(Assigned task):
Each of the lines below must be retyped character for character.

---- Material for this task

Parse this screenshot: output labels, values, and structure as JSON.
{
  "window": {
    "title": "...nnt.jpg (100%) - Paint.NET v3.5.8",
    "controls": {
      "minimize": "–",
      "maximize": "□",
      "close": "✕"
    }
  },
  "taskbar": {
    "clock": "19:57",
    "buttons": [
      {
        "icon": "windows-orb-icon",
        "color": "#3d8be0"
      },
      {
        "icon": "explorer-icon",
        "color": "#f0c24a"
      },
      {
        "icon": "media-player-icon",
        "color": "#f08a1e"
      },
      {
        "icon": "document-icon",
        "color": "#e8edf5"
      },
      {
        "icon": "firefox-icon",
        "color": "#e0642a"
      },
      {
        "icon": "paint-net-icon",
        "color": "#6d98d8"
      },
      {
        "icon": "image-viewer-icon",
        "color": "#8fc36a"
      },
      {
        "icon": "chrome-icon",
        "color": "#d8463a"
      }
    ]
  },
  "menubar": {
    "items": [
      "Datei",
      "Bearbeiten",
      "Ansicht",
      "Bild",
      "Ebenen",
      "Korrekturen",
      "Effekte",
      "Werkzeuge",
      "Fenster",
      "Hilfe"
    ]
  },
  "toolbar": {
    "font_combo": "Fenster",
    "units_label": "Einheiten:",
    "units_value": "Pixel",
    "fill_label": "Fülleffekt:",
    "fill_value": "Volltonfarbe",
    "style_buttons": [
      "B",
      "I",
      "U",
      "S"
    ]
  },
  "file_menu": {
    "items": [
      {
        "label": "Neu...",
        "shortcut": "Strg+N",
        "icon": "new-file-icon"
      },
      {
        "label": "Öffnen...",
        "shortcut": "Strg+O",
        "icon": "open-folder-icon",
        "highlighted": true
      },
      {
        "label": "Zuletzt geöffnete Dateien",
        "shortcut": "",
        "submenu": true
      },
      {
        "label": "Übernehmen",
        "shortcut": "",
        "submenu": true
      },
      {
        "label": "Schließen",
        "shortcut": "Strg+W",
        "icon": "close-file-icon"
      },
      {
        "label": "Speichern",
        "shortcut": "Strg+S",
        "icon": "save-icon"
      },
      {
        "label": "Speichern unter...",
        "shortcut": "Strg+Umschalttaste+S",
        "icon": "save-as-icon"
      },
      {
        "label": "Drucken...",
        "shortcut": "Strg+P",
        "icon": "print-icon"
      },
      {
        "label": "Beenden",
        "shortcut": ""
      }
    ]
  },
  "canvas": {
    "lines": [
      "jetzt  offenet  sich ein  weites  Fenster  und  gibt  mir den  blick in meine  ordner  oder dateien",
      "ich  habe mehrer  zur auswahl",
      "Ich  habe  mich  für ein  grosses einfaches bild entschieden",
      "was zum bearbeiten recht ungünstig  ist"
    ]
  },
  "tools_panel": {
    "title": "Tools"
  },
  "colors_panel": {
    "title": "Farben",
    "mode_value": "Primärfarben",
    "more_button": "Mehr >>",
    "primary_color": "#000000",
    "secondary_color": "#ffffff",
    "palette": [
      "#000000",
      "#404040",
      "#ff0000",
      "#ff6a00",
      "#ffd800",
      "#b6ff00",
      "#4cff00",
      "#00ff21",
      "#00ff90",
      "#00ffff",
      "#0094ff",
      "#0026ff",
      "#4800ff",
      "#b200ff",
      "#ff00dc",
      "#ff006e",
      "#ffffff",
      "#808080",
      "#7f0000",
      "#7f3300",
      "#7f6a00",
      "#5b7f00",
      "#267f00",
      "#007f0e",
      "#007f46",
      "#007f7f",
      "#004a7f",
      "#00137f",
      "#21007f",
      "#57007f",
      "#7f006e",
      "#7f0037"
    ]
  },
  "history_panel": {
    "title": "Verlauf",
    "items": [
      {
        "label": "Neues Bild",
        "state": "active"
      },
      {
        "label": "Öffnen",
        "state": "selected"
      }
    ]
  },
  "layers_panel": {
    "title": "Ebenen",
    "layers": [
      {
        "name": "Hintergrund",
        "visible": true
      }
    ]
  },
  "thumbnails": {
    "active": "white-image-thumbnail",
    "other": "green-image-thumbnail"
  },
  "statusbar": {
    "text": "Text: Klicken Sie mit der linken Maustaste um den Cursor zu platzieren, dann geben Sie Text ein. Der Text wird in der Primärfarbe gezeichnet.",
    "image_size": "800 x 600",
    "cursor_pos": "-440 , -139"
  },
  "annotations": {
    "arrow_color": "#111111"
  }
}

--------

(Completed task):
Parse this screenshot: output labels, values, and structure as JSON.
{
  "window": {
    "title": "...nnt.jpg (100%) - Paint.NET v3.5.8",
    "controls": {
      "minimize": "–",
      "maximize": "□",
      "close": "✕"
    }
  },
  "taskbar": {
    "clock": "19:57",
    "buttons": [
      {
        "icon": "windows-orb-icon",
        "color": "#3d8be0"
      },
      {
        "icon": "explorer-icon",
        "color": "#f0c24a"
      },
      {
        "icon": "media-player-icon",
        "color": "#f08a1e"
      },
      {
        "icon": "document-icon",
        "color": "#e8edf5"
      },
      {
        "icon": "firefox-icon",
        "color": "#e0642a"
      },
      {
        "icon": "paint-net-icon",
        "color": "#6d98d8"
      },
      {
        "icon": "image-viewer-icon",
        "color": "#8fc36a"
      },
      {
        "icon": "chrome-icon",
        "color": "#d8463a"
      }
    ]
  },
  "menubar": {
    "items": [
      "Datei",
      "Bearbeiten",
      "Ansicht",
      "Bild",
      "Ebenen",
      "Korrekturen",
      "Effekte",
      "Werkzeuge",
      "Fenster",
      "Hilfe"
    ]
  },
  "toolbar": {
    "font_combo": "Fenster",
    "units_label": "Einheiten:",
    "units_value": "Pixel",
    "fill_label": "Fülleffekt:",
    "fill_value": "Volltonfarbe",
    "style_buttons": [
      "B",
      "I",
      "U",
      "S"
    ]
  },
  "file_menu": {
    "items": [
      {
        "label": "Neu...",
        "shortcut": "Strg+N",
        "icon": "new-file-icon"
      },
      {
        "label": "Öffnen...",
        "shortcut": "Strg+O",
        "icon": "open-folder-icon",
        "highlighted": true
      },
      {
        "label": "Zuletzt geöffnete Dateien",
        "shortcut": "",
        "submenu": true
      },
      {
        "label": "Übernehmen",
        "shortcut": "",
        "submenu": true
      },
      {
        "label": "Schließen",
        "shortcut": "Strg+W",
        "icon": "close-file-icon"
      },
      {
        "label": "Speichern",
        "shortcut": "Strg+S",
        "icon": "save-icon"
      },
      {
        "label": "Speichern unter...",
        "shortcut": "Strg+Umschalttaste+S",
        "icon": "save-as-icon"
      },
      {
        "label": "Drucken...",
        "shortcut": "Strg+P",
        "icon": "print-icon"
      },
      {
        "label": "Beenden",
        "shortcut": ""
      }
    ]
  },
  "canvas": {
    "lines": [
      "jetzt  offenet  sich ein  weites  Fenster  und  gibt  mir den  blick in meine  ordner  oder dateien",
      "ich  habe mehrer  zur auswahl",
      "Ich  habe  mich  für ein  grosses einfaches bild entschieden",
      "was zum bearbeiten recht ungünstig  ist"
    ]
  },
  "tools_panel": {
    "title": "Tools"
  },
  "colors_panel": {
    "title": "Farben",
    "mode_value": "Primärfarben",
    "more_button": "Mehr >>",
    "primary_color": "#000000",
    "secondary_color": "#ffffff",
    "palette": [
      "#000000",
      "#404040",
      "#ff0000",
      "#ff6a00",
      "#ffd800",
      "#b6ff00",
      "#4cff00",
      "#00ff21",
      "#00ff90",
      "#00ffff",
      "#0094ff",
      "#0026ff",
      "#4800ff",
      "#b200ff",
      "#ff00dc",
      "#ff006e",
      "#ffffff",
      "#808080",
      "#7f0000",
      "#7f3300",
      "#7f6a00",
      "#5b7f00",
      "#267f00",
      "#007f0e",
      "#007f46",
      "#007f7f",
      "#004a7f",
      "#00137f",
      "#21007f",
      "#57007f",
      "#7f006e",
      "#7f0037"
    ]
  },
  "history_panel": {
    "title": "Verlauf",
    "items": [
      {
        "label": "Neues Bild",
        "state": "active"
      },
      {
        "label": "Öffnen",
        "state": "selected"
      }
    ]
  },
  "layers_panel": {
    "title": "Ebenen",
    "layers": [
      {
        "name": "Hintergrund",
        "visible": true
      }
    ]
  },
  "thumbnails": {
    "active": "white-image-thumbnail",
    "other": "green-image-thumbnail"
  },
  "statusbar": {
    "text": "Text: Klicken Sie mit der linken Maustaste um den Cursor zu platzieren, dann geben Sie Text ein. Der Text wird in der Primärfarbe gezeichnet.",
    "image_size": "800 x 600",
    "cursor_pos": "-440 , -139"
  },
  "annotations": {
    "arrow_color": "#111111"
  }
}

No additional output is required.